THE PROBLEM -> What lines of the data hold the string "variant"? Copy them all.

Records from a data source ->

== Segment start ==

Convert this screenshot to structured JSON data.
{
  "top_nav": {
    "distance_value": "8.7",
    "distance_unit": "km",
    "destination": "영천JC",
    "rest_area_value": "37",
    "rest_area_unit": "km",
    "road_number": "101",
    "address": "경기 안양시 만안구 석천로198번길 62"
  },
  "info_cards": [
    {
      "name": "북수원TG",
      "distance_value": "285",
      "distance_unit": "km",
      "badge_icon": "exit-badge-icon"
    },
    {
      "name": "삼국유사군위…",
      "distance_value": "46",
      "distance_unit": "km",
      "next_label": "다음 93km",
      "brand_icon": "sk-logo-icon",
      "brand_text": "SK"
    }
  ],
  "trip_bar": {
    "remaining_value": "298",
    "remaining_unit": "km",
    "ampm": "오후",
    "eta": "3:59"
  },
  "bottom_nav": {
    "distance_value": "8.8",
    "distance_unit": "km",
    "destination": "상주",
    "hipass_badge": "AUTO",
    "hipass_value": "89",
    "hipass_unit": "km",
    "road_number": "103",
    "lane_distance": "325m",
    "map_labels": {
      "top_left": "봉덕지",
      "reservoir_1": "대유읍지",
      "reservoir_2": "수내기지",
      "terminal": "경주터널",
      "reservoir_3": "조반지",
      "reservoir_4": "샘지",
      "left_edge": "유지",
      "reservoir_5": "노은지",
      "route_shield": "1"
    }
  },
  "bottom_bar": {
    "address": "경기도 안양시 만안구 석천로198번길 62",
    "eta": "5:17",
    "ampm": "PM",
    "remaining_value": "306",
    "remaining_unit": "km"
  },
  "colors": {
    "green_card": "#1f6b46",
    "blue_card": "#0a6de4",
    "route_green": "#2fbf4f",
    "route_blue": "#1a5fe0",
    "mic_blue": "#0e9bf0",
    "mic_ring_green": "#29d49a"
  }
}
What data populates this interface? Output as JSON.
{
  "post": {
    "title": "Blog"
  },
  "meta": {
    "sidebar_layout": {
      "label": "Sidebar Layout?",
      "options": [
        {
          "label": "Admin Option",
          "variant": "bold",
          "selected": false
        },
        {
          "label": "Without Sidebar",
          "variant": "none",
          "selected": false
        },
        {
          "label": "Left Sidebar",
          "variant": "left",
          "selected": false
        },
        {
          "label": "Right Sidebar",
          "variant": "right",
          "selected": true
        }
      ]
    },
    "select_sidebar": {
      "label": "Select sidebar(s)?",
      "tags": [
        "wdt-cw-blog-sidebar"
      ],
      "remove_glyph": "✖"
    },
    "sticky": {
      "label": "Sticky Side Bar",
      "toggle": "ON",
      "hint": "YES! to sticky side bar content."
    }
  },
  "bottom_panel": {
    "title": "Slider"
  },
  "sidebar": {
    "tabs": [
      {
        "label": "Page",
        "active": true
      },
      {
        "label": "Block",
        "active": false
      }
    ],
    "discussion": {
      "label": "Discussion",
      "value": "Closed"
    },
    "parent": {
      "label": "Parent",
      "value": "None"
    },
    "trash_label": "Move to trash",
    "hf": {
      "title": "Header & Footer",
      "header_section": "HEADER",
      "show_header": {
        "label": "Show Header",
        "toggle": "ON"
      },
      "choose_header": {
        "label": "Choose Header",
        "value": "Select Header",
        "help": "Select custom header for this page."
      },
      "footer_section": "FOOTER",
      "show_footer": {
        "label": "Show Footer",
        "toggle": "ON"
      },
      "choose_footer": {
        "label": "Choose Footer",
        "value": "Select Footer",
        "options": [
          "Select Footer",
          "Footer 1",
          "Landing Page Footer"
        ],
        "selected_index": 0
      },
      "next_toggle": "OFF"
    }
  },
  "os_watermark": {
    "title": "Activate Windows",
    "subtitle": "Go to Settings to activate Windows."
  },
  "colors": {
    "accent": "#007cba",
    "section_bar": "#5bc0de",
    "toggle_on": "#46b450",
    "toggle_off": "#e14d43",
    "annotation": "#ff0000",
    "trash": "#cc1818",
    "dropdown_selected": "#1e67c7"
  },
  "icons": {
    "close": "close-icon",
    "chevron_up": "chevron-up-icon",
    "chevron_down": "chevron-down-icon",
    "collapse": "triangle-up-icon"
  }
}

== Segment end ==

ANSWER TO THIS EXERCISE ->
          "variant": "bold",
          "variant": "none",
          "variant": "left",
          "variant": "right",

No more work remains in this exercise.